Fuel prices set to spike drastically in Israel

This is the latest in a series of fuel-price spikes, this increase constituting an extra 36 agorot per liter. 

 Illustration image of a man fueling his car at a gas station, in Jerusalem, on June 28, 2022. (photo credit: OLIVIER FITOUSSI/FLASH90)
Illustration image of a man fueling his car at a gas station, in Jerusalem, on June 28, 2022.
(photo credit: OLIVIER FITOUSSI/FLASH90)

Gas prices will be going up once again as of July 1, from NIS 7.72 to NIS 8.08 per liter of 95-grade octane, the Energy Ministry announced on Wednesday.

This is the latest in a series of fuel-price hikes, this one constituting an extra 36 agorot per liter.

Gasoline prices broke an eight-year record high in February alongside prices of oil due to the war in Ukraine. March saw a decrease in oil prices worldwide, but Israel’s prices remained unchanged.

Fuel-price spikes are currently being felt worldwide, and Israel is also beginning to feel the repercussions.

Tax reduction on fuel - not enough for consumers

The latest recorded spike comes despite the Finance Ministry’s announcement on the extension of the 'excise tax' on fuel and diesel, as part of the attempt to “combat” the high cost of living in Israel.

 Illustration image of a man fueling his car at a gas station, in Jerusalem, on June 28, 2022. (credit: OLIVIER FITOUSSI/FLASH90) Illustration image of a man fueling his car at a gas station, in Jerusalem, on June 28, 2022. (credit: OLIVIER FITOUSSI/FLASH90)

The tax reduction for fuel and diesel by half a shekel will be extended for another six months, until the end of 2022, Finance Minister Avigdor Liberman said in a Tuesday memo.

The Israel Tax Authority and the Treasury are currently working on extending the tax reduction, which stands at 50 agurot per liter, until August 9.

Starting August 10, a further reduction of another half a shekel will be put in place, reducing gas rates from that date by one shekel until November 15.

World economy dominos

The continually rising price of gas can be traced back to the onset of the war in Ukraine, a catalyst event that set off a staggering chain of world-economy dominos.

International sanctions levied against Russia in response to its aggression and war-mongering have put a major strain on the oil market, as the former Soviet nation is one of Europe's primary oil exporters.
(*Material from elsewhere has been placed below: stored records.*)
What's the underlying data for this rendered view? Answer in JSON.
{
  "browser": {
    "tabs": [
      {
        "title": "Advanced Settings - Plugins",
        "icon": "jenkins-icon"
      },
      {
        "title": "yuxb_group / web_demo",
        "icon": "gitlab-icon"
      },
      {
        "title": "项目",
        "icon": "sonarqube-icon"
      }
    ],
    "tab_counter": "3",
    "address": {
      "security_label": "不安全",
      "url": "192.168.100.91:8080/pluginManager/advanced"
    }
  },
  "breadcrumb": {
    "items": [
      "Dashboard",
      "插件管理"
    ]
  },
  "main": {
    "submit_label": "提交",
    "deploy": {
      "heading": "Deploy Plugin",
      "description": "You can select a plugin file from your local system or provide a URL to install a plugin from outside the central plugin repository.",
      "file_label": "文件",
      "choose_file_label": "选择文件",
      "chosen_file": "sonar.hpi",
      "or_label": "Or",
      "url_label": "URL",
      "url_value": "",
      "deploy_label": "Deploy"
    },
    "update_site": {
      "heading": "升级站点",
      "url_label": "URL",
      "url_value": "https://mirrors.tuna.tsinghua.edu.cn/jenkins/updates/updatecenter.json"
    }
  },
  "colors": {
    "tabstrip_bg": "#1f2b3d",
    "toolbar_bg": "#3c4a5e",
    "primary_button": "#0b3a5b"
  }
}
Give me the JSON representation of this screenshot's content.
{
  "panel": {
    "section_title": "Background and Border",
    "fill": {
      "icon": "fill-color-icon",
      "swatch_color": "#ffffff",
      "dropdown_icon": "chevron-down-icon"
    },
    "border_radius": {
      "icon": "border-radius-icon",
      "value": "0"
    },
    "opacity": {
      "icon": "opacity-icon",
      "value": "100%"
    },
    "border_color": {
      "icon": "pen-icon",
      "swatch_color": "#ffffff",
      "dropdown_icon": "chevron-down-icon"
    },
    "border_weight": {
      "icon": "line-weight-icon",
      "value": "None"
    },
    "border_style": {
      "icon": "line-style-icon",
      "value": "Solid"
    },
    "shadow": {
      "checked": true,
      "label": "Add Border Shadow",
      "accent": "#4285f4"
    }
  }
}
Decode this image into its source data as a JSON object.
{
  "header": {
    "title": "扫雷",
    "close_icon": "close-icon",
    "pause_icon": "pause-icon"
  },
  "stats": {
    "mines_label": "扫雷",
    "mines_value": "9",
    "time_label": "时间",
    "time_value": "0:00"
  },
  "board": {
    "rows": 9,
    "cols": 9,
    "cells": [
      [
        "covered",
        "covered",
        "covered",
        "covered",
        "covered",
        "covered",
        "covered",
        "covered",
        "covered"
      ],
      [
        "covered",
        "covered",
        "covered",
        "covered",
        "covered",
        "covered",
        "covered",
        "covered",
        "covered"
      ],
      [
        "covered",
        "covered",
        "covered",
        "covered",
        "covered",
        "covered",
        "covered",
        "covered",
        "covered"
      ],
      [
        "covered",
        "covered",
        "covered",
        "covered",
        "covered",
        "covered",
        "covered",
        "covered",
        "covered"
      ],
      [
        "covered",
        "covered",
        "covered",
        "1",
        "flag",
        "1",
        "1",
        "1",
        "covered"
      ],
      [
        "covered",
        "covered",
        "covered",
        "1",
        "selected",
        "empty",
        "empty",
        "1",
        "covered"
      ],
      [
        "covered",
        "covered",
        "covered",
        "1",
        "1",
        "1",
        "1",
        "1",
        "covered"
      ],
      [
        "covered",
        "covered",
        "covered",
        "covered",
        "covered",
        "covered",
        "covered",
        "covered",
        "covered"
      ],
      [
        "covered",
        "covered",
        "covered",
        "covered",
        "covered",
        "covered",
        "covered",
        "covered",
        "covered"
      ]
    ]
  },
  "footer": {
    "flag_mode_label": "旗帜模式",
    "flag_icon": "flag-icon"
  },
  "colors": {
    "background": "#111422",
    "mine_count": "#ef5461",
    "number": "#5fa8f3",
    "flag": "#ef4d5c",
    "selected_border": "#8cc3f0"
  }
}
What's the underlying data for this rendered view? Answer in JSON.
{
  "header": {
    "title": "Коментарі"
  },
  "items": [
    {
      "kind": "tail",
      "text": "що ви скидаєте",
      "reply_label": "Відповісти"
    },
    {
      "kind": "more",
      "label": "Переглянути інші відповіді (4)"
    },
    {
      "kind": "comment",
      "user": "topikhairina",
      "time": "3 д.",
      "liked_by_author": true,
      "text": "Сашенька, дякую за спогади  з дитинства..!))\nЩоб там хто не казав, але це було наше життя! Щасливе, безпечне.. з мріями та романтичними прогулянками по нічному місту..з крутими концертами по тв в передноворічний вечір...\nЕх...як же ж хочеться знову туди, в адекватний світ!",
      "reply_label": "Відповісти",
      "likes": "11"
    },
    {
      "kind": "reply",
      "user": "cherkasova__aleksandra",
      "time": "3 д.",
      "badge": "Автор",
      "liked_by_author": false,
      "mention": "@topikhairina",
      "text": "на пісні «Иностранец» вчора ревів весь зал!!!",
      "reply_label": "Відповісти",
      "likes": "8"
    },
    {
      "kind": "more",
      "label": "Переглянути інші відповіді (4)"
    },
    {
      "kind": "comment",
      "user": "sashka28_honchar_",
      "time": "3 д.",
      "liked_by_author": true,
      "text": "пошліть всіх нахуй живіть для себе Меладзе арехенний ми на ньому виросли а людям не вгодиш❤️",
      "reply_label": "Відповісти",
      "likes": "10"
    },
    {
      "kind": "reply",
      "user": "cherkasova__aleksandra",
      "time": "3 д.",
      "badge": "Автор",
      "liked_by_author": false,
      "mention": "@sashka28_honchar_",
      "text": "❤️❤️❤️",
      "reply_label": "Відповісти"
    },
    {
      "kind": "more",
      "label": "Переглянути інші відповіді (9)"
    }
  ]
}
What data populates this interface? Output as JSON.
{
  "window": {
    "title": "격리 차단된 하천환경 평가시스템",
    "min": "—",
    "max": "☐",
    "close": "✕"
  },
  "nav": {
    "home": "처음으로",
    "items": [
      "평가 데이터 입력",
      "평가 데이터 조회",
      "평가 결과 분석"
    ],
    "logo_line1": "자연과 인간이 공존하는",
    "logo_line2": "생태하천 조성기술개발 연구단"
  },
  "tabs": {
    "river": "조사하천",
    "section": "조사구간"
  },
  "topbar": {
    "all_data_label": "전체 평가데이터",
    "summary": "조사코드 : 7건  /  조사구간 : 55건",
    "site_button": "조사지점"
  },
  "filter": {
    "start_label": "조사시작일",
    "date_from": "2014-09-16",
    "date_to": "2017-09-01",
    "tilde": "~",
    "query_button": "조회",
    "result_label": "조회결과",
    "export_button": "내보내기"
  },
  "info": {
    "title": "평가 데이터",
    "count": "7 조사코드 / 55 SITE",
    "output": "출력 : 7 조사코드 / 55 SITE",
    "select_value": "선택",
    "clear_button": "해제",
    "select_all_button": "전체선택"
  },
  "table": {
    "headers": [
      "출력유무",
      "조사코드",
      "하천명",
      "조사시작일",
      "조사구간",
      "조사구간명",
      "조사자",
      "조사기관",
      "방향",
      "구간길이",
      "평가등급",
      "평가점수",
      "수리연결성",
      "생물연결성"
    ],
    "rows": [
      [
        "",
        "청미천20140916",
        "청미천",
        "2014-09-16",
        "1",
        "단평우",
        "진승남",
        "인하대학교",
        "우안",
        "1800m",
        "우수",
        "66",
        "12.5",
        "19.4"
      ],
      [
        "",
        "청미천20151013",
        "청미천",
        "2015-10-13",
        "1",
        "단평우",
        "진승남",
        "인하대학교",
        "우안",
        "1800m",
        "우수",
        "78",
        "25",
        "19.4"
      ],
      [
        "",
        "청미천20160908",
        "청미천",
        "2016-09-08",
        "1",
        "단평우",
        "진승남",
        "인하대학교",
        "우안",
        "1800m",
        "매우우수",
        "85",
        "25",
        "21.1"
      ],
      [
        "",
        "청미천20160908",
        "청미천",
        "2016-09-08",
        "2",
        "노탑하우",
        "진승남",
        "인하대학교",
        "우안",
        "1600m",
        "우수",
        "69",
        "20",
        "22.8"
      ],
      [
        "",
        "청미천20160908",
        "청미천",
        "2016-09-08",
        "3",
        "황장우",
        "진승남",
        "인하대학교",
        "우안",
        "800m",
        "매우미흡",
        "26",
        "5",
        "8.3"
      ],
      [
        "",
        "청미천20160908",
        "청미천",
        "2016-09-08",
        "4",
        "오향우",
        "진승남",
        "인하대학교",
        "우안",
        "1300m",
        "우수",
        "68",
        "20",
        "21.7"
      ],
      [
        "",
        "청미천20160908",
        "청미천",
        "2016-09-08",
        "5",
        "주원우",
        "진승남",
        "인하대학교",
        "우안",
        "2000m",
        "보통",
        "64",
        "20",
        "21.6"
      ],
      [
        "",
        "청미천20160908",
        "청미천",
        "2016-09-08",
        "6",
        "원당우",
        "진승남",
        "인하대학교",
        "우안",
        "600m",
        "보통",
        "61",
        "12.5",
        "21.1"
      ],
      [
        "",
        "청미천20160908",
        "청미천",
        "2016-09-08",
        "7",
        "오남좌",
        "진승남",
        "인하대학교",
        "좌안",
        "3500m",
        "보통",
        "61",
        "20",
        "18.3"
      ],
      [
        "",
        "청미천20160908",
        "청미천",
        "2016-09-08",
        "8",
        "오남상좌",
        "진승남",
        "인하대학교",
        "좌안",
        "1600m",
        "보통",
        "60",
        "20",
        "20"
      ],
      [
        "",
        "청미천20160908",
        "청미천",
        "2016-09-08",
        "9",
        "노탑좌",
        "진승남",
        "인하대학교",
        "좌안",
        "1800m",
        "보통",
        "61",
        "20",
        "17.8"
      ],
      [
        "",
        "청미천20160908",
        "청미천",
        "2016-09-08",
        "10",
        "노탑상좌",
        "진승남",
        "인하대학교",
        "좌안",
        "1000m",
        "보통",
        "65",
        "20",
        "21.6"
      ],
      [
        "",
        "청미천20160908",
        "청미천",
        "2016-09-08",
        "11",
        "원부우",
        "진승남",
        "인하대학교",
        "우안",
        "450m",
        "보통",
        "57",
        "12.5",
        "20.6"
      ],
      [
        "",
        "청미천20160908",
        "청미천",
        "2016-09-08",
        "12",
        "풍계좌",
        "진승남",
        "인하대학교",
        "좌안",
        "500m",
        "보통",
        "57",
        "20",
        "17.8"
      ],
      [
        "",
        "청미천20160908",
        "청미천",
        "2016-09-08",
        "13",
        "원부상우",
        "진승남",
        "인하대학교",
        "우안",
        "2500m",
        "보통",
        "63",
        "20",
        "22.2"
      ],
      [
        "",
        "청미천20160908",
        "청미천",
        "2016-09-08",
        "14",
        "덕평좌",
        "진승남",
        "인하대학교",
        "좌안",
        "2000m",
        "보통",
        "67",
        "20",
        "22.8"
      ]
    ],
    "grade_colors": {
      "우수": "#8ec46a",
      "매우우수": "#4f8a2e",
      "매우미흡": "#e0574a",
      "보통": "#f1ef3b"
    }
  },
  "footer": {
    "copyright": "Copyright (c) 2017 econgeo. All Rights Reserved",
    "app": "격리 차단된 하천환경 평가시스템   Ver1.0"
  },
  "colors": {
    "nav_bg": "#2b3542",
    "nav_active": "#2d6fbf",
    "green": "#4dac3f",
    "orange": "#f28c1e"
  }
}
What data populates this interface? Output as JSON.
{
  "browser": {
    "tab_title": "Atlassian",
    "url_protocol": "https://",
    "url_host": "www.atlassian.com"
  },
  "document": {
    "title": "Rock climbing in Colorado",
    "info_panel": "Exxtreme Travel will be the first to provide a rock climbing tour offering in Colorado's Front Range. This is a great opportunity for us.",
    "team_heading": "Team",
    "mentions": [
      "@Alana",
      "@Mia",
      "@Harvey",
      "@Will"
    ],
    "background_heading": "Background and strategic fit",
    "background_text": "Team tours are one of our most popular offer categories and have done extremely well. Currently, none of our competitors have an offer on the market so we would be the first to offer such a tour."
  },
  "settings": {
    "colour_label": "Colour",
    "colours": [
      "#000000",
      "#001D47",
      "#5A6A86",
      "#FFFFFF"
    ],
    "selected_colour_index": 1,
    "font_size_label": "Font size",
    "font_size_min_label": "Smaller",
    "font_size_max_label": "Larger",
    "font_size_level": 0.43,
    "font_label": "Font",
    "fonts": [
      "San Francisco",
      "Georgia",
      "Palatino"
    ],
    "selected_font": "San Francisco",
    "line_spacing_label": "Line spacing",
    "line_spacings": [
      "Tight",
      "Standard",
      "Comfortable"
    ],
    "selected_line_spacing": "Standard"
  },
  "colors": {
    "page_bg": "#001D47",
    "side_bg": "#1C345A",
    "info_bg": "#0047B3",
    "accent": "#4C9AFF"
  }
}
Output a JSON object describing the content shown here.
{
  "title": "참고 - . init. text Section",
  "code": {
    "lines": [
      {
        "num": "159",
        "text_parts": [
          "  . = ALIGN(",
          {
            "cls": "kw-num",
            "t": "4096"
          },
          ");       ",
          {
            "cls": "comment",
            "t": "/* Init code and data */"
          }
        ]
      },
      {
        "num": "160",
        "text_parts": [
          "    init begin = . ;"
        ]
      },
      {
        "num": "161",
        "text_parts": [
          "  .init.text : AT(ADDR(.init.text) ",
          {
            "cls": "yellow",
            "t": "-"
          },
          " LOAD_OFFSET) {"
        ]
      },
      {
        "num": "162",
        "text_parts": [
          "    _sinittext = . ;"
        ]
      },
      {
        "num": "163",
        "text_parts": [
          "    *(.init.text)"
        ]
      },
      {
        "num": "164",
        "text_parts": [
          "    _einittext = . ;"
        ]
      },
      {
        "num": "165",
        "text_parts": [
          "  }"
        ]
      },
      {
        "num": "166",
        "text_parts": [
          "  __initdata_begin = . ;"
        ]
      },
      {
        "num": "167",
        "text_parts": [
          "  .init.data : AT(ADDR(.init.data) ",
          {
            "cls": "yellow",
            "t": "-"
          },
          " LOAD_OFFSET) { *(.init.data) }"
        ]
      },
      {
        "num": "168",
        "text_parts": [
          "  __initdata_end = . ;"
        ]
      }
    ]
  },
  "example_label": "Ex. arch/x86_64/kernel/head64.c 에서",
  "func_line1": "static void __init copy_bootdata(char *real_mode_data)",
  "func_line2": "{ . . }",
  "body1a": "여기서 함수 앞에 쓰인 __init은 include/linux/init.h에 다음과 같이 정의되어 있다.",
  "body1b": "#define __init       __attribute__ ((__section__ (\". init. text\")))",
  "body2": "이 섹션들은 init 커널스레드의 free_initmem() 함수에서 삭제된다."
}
In turn, the price of gasoline everywhere ballooned and though in many nations, gas prices have been regulated somewhat, the price in Israel has remained unfortunately high.

Zachy Hennessey contributed to this report.